With the benefit of an older (first year baby boomer) sister, I got to tag along in search of the White Lady in the park. It was so scary, and then the road curved as you headed straight for the white ghost shadow on the tree and had to swerve to get out of there with being added to the legend.
Then, later generations recall other scary rides to Monk’s Castle and Albino Village. Those were the days before it cost $40 to fill up a four-cylinder car. You could drive around all night on five bucks and still stop to eat at the new McDonald’s near the bowling alley.
And, there, someone else remembers a bowling alley on William Street. Someone remembers School 2, another person recalls the wafting aroma from the Red Star Yeast factory.
The questions of the pool in the old high school popped up. Some group members actually finished in that high school before 1965. For a while many from my neighborhood took the 37 bus to Belleville Junior High. Now, it’s a middle school and that bus route is history.
You really know your Belleville history if you know that the Washington Avenue school is the one Connie Francis attended. Someone posted that they lived in Connie’s old house.
Perhaps you remember The Galaxy, and Grant’s and Channel and Rickel? You’re showing your age when you remember the Bellboys and not the Buccaneers. But that’s okay, we’re all recalling good times and good places in Belleville.
The group has gone viral and you’re welcome to join us. I really don’t mind getting 190 emails first thing in the morning, especially if you’re going to play nice with others.
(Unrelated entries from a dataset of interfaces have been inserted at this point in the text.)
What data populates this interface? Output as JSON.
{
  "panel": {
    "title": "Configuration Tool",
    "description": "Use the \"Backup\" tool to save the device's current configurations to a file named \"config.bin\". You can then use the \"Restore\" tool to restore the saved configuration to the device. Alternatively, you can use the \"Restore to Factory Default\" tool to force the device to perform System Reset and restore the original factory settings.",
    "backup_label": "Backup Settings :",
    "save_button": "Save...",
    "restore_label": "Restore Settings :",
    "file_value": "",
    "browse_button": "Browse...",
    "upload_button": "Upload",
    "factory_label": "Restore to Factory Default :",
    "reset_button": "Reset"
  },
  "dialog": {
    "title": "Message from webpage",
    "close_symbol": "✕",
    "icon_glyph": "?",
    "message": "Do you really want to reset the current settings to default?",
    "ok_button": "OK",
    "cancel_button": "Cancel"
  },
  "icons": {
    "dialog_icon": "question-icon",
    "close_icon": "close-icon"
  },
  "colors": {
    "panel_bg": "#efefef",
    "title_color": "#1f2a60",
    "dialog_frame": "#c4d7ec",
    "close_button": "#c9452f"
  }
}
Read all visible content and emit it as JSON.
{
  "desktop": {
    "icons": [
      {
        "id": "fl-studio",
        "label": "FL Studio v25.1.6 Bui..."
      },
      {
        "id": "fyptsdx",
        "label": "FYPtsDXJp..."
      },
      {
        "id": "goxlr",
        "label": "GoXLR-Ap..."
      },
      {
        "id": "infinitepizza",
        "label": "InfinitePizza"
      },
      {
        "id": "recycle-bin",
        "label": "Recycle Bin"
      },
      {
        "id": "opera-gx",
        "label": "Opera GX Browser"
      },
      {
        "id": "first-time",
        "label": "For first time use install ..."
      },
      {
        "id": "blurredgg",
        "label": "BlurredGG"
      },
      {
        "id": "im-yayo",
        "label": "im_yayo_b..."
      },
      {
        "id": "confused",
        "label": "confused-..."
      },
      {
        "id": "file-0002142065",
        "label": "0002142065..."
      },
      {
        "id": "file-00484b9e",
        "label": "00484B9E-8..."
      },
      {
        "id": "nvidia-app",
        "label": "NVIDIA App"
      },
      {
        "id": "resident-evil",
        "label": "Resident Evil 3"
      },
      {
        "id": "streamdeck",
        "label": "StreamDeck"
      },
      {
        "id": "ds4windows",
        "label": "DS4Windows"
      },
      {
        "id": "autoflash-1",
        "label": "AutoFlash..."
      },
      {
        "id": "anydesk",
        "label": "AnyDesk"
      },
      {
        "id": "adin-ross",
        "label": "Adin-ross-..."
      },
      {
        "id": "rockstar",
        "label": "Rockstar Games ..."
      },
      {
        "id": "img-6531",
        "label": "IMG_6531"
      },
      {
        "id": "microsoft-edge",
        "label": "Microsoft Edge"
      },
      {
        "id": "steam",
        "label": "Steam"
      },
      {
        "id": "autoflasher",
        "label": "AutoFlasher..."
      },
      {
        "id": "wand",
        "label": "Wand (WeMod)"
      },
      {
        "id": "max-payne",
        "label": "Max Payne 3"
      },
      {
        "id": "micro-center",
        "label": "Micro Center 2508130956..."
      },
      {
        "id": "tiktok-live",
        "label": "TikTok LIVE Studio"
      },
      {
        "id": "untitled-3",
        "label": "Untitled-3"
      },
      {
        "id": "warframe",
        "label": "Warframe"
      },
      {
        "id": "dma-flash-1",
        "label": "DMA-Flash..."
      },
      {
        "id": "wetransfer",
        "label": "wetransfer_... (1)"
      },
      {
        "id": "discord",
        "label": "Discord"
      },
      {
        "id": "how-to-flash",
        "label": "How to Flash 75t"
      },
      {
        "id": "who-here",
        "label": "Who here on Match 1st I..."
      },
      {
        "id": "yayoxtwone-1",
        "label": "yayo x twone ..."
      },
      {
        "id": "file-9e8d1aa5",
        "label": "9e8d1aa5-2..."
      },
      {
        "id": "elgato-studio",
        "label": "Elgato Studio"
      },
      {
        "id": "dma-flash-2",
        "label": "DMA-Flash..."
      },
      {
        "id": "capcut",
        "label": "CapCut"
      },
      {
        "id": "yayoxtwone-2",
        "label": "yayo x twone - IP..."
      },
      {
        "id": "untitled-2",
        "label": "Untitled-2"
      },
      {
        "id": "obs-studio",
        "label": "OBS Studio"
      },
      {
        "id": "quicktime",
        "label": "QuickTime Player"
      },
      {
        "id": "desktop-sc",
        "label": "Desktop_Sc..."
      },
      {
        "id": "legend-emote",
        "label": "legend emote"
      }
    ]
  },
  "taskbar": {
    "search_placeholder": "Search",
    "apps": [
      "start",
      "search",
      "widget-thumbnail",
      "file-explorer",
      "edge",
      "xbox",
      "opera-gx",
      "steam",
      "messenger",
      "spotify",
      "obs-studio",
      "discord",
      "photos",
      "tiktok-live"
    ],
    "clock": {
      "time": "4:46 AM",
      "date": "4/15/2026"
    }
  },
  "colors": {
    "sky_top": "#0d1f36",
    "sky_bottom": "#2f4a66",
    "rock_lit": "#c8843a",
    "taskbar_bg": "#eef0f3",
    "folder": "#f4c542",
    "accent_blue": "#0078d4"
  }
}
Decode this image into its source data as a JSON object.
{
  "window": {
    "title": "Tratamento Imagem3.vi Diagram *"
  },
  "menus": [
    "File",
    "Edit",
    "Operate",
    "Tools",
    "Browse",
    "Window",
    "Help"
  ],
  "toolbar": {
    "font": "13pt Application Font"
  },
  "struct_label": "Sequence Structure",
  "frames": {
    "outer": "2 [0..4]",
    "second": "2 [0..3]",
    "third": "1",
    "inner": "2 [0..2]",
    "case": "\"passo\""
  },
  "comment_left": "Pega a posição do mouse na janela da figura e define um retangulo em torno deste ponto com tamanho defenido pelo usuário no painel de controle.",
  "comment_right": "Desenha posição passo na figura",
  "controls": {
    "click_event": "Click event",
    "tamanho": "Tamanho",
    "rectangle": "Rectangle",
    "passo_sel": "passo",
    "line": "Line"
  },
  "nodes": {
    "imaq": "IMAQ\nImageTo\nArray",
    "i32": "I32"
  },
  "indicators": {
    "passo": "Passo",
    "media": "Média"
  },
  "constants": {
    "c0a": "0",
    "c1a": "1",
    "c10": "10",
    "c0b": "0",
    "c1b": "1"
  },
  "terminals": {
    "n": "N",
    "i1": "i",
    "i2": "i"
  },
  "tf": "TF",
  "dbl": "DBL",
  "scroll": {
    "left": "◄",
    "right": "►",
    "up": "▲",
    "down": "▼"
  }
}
We don’t need a fictional TV show to tell us about growing up in Belleville, N.J., we lived it. We swept up the cherry blossoms after the bloom.
Check your attitude and politics at the door and share your memories of good old Belleville.
Copyright © 2011 by Anthony Buccino – used by permission.